## EXERCISE INSTRUCTIONS
What you return should be each line of the data containing the string "photo".

## INPUT RECORDS
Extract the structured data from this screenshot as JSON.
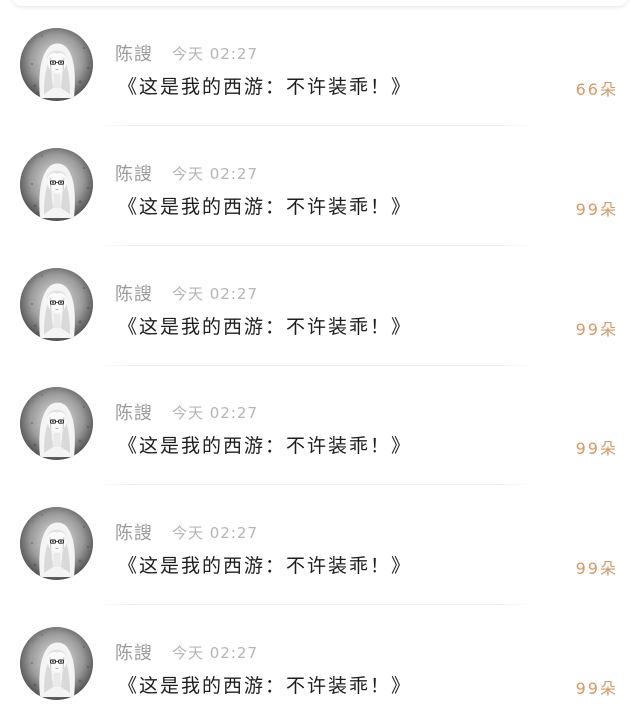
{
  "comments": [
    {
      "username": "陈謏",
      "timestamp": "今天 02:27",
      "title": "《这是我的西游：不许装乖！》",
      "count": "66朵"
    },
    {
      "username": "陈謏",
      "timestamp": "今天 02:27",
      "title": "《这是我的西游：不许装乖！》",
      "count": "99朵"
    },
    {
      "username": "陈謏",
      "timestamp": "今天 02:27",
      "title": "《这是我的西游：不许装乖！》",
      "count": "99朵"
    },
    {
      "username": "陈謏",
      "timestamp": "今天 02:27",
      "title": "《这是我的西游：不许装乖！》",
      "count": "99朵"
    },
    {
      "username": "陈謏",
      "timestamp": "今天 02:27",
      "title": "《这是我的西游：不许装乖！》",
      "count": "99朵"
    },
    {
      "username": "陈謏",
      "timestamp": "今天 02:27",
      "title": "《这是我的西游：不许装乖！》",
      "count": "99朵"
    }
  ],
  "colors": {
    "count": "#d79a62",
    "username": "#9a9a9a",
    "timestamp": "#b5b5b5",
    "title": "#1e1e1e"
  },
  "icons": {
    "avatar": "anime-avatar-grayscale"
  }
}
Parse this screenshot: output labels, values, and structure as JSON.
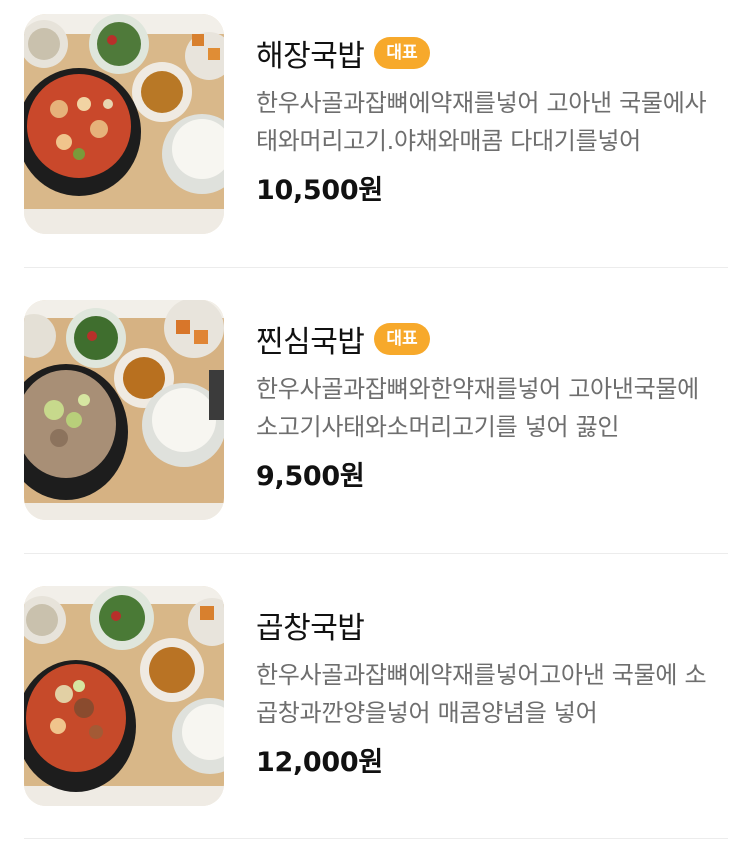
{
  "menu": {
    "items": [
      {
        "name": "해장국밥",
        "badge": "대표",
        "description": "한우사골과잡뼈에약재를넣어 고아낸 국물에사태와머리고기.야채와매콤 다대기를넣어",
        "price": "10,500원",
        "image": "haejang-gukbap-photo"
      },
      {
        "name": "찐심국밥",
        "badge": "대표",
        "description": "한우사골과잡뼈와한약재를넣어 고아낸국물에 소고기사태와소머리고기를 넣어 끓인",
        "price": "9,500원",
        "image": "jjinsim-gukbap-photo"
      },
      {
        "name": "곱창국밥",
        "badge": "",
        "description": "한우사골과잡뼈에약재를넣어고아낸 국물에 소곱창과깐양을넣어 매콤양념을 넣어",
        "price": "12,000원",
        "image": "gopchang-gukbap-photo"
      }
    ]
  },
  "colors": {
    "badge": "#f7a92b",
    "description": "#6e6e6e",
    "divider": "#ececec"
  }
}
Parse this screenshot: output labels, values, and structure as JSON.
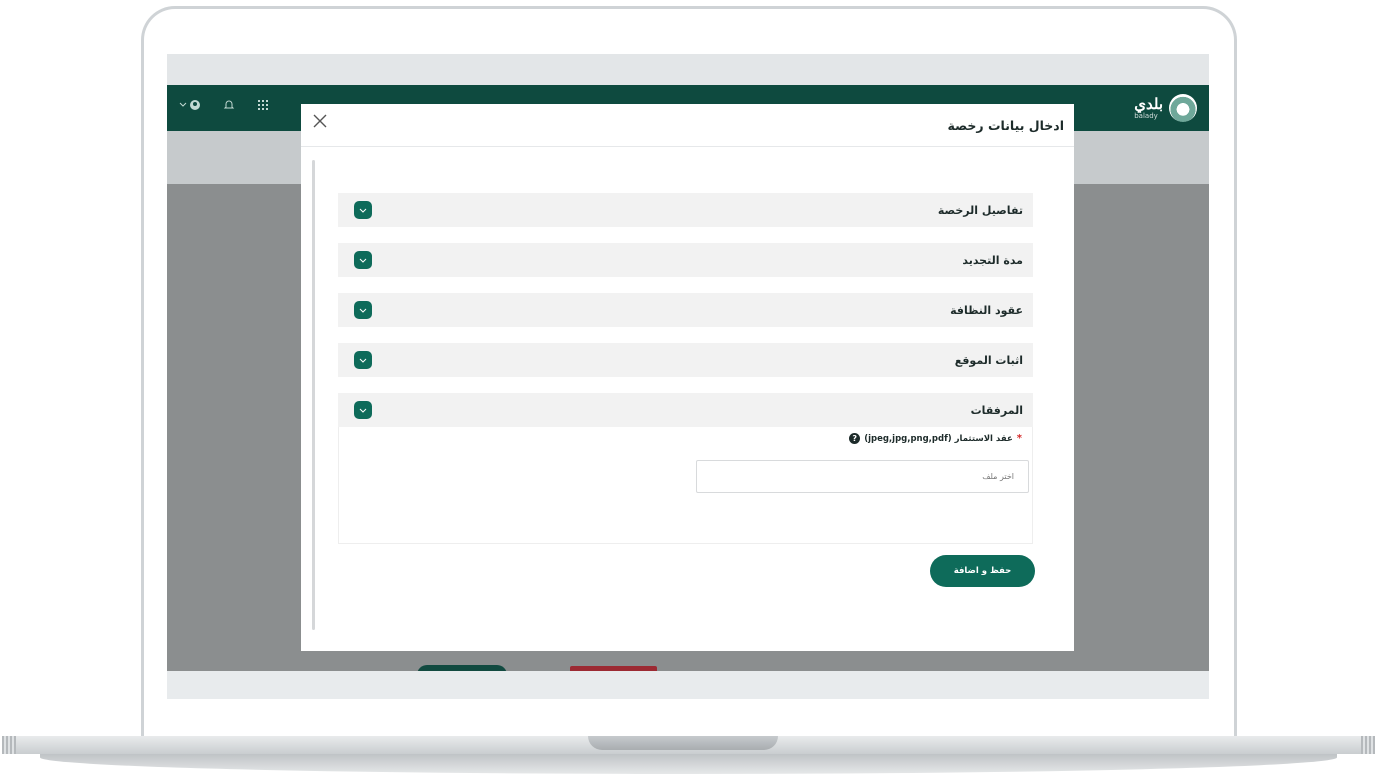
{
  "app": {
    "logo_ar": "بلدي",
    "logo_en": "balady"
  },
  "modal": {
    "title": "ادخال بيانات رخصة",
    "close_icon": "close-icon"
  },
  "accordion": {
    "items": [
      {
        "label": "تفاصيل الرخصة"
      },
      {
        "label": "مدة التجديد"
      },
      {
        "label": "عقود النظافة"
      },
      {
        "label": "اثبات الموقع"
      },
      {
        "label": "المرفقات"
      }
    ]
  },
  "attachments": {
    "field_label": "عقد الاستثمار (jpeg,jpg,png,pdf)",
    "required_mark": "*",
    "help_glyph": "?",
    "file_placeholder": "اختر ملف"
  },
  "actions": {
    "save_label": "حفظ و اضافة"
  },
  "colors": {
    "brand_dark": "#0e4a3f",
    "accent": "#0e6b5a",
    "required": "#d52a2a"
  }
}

## ANSWER SECTION
        "image": "haejang-gukbap-photo"
        "image": "jjinsim-gukbap-photo"
        "image": "gopchang-gukbap-photo"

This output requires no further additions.